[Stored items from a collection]

..............................

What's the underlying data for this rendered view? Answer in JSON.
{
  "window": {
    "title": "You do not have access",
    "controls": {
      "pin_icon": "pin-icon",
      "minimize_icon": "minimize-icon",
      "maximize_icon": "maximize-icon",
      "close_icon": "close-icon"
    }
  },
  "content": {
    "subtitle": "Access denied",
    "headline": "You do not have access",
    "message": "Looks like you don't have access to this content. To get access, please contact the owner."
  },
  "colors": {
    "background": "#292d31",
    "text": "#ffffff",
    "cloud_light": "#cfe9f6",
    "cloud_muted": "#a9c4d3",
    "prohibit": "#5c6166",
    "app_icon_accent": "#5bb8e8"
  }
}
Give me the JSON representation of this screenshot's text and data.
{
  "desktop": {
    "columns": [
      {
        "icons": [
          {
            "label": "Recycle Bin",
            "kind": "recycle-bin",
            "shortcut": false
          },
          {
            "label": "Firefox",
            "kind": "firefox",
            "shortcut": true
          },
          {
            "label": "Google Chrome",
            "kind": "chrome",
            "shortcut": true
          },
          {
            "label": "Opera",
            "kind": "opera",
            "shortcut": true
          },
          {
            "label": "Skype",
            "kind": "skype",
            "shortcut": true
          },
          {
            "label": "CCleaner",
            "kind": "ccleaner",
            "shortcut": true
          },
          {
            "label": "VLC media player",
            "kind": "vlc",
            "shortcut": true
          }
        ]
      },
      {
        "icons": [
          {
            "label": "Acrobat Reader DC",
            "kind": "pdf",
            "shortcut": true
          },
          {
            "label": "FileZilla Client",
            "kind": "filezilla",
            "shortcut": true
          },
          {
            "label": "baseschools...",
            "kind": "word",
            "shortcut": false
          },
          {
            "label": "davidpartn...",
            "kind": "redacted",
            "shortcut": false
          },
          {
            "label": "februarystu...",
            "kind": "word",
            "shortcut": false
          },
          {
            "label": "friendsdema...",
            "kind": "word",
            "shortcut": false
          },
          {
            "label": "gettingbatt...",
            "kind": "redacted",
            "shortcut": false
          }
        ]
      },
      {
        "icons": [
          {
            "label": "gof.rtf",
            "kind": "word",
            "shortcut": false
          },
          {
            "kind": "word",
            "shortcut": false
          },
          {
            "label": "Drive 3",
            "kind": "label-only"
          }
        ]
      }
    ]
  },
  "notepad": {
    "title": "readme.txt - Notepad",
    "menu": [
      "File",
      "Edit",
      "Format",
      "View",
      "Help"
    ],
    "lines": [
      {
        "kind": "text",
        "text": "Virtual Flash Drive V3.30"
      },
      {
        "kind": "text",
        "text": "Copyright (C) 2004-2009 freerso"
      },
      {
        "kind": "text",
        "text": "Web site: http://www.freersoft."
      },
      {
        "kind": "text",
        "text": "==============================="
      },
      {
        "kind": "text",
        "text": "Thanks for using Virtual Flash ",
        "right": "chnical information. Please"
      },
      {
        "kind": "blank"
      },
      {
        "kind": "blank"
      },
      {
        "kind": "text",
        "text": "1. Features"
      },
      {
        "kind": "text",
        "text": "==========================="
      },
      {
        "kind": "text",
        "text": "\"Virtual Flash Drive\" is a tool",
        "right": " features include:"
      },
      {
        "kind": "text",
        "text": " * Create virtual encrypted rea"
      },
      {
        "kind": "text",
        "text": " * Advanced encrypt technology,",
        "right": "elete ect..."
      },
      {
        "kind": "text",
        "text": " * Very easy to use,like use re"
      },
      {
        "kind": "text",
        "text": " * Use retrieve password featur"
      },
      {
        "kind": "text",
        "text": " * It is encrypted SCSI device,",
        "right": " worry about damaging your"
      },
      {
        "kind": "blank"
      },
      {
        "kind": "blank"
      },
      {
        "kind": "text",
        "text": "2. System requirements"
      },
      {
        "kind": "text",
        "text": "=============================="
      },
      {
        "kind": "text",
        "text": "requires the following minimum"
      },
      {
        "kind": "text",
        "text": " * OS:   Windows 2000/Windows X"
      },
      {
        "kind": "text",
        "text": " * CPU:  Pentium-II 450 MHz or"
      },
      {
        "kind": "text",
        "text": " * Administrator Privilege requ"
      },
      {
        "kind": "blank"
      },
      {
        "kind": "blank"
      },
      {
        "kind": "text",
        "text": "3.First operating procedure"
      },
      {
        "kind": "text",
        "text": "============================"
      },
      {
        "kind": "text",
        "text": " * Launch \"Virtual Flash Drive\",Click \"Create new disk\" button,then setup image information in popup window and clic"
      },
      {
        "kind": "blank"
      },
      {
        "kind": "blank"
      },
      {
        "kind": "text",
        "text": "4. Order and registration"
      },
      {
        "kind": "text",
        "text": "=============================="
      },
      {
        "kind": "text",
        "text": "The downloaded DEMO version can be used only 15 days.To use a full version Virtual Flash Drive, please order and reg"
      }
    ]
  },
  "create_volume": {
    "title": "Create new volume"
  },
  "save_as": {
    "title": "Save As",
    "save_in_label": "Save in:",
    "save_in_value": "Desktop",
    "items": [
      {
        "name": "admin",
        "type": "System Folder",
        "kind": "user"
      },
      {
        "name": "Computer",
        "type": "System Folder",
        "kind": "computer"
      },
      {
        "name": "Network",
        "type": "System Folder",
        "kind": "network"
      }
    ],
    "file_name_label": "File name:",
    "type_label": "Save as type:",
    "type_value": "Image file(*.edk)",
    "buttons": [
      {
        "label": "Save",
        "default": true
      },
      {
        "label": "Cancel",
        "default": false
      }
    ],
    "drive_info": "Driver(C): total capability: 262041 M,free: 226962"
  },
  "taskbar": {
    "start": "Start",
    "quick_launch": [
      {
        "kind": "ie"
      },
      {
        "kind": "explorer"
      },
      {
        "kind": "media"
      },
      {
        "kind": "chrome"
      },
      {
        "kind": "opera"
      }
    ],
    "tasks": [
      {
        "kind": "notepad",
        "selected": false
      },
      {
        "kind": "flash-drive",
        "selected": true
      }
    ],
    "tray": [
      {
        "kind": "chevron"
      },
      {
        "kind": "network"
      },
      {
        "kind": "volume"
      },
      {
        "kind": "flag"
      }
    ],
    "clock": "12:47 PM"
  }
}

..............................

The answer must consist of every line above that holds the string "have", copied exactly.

    "title": "You do not have access",
    "headline": "You do not have access",
    "message": "Looks like you don't have access to this content. To get access, please contact the owner."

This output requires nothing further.